_Required action_:
Print the records below verbatim.

Page and application data records
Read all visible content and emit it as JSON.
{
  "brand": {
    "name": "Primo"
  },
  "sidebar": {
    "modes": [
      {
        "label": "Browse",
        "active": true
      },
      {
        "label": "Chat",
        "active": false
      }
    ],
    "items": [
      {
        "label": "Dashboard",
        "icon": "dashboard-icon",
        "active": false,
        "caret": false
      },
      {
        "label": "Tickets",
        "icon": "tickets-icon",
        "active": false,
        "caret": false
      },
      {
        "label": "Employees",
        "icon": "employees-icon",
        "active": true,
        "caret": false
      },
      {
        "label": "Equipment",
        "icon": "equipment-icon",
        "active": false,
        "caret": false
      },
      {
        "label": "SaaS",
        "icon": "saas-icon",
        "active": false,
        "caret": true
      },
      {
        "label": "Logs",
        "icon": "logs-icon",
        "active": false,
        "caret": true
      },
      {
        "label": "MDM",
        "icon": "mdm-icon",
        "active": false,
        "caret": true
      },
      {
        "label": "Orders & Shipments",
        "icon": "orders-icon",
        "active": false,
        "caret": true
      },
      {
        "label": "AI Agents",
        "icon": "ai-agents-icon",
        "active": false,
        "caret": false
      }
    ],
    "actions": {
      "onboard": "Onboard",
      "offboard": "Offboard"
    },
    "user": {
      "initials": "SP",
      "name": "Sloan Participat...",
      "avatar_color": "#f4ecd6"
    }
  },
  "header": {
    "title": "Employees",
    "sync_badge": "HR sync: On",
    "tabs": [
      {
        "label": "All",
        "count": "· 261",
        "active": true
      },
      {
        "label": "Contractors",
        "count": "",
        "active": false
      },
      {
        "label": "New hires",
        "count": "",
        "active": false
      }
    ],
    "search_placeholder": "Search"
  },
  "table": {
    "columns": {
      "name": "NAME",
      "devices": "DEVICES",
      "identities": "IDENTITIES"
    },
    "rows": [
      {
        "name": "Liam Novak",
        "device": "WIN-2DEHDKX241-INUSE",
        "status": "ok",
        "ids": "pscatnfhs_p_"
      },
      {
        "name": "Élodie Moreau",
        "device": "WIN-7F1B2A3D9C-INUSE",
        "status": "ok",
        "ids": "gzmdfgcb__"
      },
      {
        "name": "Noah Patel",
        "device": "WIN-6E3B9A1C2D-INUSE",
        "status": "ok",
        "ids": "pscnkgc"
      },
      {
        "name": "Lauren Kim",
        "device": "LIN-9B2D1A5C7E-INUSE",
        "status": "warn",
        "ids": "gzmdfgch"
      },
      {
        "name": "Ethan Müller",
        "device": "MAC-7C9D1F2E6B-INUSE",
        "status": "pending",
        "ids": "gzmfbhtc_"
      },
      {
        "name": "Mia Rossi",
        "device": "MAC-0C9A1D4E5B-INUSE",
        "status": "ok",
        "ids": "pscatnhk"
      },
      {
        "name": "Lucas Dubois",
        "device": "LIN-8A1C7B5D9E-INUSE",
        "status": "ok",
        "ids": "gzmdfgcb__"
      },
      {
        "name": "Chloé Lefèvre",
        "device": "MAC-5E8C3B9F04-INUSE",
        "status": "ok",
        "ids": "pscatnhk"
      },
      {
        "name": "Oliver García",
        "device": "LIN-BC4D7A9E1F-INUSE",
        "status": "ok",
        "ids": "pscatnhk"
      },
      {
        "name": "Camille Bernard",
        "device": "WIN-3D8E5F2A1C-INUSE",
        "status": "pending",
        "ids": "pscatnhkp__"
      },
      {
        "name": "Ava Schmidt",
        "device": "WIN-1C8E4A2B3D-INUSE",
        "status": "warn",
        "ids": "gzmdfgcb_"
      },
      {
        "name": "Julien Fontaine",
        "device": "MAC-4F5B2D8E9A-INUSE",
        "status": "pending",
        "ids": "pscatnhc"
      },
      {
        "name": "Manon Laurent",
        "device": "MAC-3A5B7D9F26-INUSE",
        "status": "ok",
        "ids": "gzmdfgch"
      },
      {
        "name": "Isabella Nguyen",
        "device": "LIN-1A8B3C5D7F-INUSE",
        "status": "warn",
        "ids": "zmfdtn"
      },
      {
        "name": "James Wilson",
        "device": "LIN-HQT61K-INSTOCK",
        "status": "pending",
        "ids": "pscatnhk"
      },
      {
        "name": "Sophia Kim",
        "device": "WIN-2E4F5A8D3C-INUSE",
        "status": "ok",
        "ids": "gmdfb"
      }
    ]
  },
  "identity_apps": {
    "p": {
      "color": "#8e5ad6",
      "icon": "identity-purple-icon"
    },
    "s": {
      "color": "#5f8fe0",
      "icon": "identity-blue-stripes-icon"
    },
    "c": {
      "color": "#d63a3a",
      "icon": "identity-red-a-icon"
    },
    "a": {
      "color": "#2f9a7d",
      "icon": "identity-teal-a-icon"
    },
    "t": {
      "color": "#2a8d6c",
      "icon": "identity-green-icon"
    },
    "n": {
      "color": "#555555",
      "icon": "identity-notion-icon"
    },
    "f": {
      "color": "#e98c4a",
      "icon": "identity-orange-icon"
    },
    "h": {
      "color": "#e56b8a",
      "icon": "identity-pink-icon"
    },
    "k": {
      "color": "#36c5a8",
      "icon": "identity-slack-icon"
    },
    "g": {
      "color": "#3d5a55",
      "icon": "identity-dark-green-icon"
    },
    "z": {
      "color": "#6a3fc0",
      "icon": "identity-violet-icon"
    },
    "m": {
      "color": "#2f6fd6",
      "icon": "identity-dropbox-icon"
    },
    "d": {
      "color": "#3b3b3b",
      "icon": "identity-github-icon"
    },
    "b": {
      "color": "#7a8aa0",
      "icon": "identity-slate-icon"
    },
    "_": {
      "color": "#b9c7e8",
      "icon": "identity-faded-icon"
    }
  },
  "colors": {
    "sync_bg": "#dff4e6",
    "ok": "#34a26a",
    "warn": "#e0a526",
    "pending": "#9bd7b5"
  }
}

_Result for this task_:
Read all visible content and emit it as JSON.
{
  "brand": {
    "name": "Primo"
  },
  "sidebar": {
    "modes": [
      {
        "label": "Browse",
        "active": true
      },
      {
        "label": "Chat",
        "active": false
      }
    ],
    "items": [
      {
        "label": "Dashboard",
        "icon": "dashboard-icon",
        "active": false,
        "caret": false
      },
      {
        "label": "Tickets",
        "icon": "tickets-icon",
        "active": false,
        "caret": false
      },
      {
        "label": "Employees",
        "icon": "employees-icon",
        "active": true,
        "caret": false
      },
      {
        "label": "Equipment",
        "icon": "equipment-icon",
        "active": false,
        "caret": false
      },
      {
        "label": "SaaS",
        "icon": "saas-icon",
        "active": false,
        "caret": true
      },
      {
        "label": "Logs",
        "icon": "logs-icon",
        "active": false,
        "caret": true
      },
      {
        "label": "MDM",
        "icon": "mdm-icon",
        "active": false,
        "caret": true
      },
      {
        "label": "Orders & Shipments",
        "icon": "orders-icon",
        "active": false,
        "caret": true
      },
      {
        "label": "AI Agents",
        "icon": "ai-agents-icon",
        "active": false,
        "caret": false
      }
    ],
    "actions": {
      "onboard": "Onboard",
      "offboard": "Offboard"
    },
    "user": {
      "initials": "SP",
      "name": "Sloan Participat...",
      "avatar_color": "#f4ecd6"
    }
  },
  "header": {
    "title": "Employees",
    "sync_badge": "HR sync: On",
    "tabs": [
      {
        "label": "All",
        "count": "· 261",
        "active": true
      },
      {
        "label": "Contractors",
        "count": "",
        "active": false
      },
      {
        "label": "New hires",
        "count": "",
        "active": false
      }
    ],
    "search_placeholder": "Search"
  },
  "table": {
    "columns": {
      "name": "NAME",
      "devices": "DEVICES",
      "identities": "IDENTITIES"
    },
    "rows": [
      {
        "name": "Liam Novak",
        "device": "WIN-2DEHDKX241-INUSE",
        "status": "ok",
        "ids": "pscatnfhs_p_"
      },
      {
        "name": "Élodie Moreau",
        "device": "WIN-7F1B2A3D9C-INUSE",
        "status": "ok",
        "ids": "gzmdfgcb__"
      },
      {
        "name": "Noah Patel",
        "device": "WIN-6E3B9A1C2D-INUSE",
        "status": "ok",
        "ids": "pscnkgc"
      },
      {
        "name": "Lauren Kim",
        "device": "LIN-9B2D1A5C7E-INUSE",
        "status": "warn",
        "ids": "gzmdfgch"
      },
      {
        "name": "Ethan Müller",
        "device": "MAC-7C9D1F2E6B-INUSE",
        "status": "pending",
        "ids": "gzmfbhtc_"
      },
      {
        "name": "Mia Rossi",
        "device": "MAC-0C9A1D4E5B-INUSE",
        "status": "ok",
        "ids": "pscatnhk"
      },
      {
        "name": "Lucas Dubois",
        "device": "LIN-8A1C7B5D9E-INUSE",
        "status": "ok",
        "ids": "gzmdfgcb__"
      },
      {
        "name": "Chloé Lefèvre",
        "device": "MAC-5E8C3B9F04-INUSE",
        "status": "ok",
        "ids": "pscatnhk"
      },
      {
        "name": "Oliver García",
        "device": "LIN-BC4D7A9E1F-INUSE",
        "status": "ok",
        "ids": "pscatnhk"
      },
      {
        "name": "Camille Bernard",
        "device": "WIN-3D8E5F2A1C-INUSE",
        "status": "pending",
        "ids": "pscatnhkp__"
      },
      {
        "name": "Ava Schmidt",
        "device": "WIN-1C8E4A2B3D-INUSE",
        "status": "warn",
        "ids": "gzmdfgcb_"
      },
      {
        "name": "Julien Fontaine",
        "device": "MAC-4F5B2D8E9A-INUSE",
        "status": "pending",
        "ids": "pscatnhc"
      },
      {
        "name": "Manon Laurent",
        "device": "MAC-3A5B7D9F26-INUSE",
        "status": "ok",
        "ids": "gzmdfgch"
      },
      {
        "name": "Isabella Nguyen",
        "device": "LIN-1A8B3C5D7F-INUSE",
        "status": "warn",
        "ids": "zmfdtn"
      },
      {
        "name": "James Wilson",
        "device": "LIN-HQT61K-INSTOCK",
        "status": "pending",
        "ids": "pscatnhk"
      },
      {
        "name": "Sophia Kim",
        "device": "WIN-2E4F5A8D3C-INUSE",
        "status": "ok",
        "ids": "gmdfb"
      }
    ]
  },
  "identity_apps": {
    "p": {
      "color": "#8e5ad6",
      "icon": "identity-purple-icon"
    },
    "s": {
      "color": "#5f8fe0",
      "icon": "identity-blue-stripes-icon"
    },
    "c": {
      "color": "#d63a3a",
      "icon": "identity-red-a-icon"
    },
    "a": {
      "color": "#2f9a7d",
      "icon": "identity-teal-a-icon"
    },
    "t": {
      "color": "#2a8d6c",
      "icon": "identity-green-icon"
    },
    "n": {
      "color": "#555555",
      "icon": "identity-notion-icon"
    },
    "f": {
      "color": "#e98c4a",
      "icon": "identity-orange-icon"
    },
    "h": {
      "color": "#e56b8a",
      "icon": "identity-pink-icon"
    },
    "k": {
      "color": "#36c5a8",
      "icon": "identity-slack-icon"
    },
    "g": {
      "color": "#3d5a55",
      "icon": "identity-dark-green-icon"
    },
    "z": {
      "color": "#6a3fc0",
      "icon": "identity-violet-icon"
    },
    "m": {
      "color": "#2f6fd6",
      "icon": "identity-dropbox-icon"
    },
    "d": {
      "color": "#3b3b3b",
      "icon": "identity-github-icon"
    },
    "b": {
      "color": "#7a8aa0",
      "icon": "identity-slate-icon"
    },
    "_": {
      "color": "#b9c7e8",
      "icon": "identity-faded-icon"
    }
  },
  "colors": {
    "sync_bg": "#dff4e6",
    "ok": "#34a26a",
    "warn": "#e0a526",
    "pending": "#9bd7b5"
  }
}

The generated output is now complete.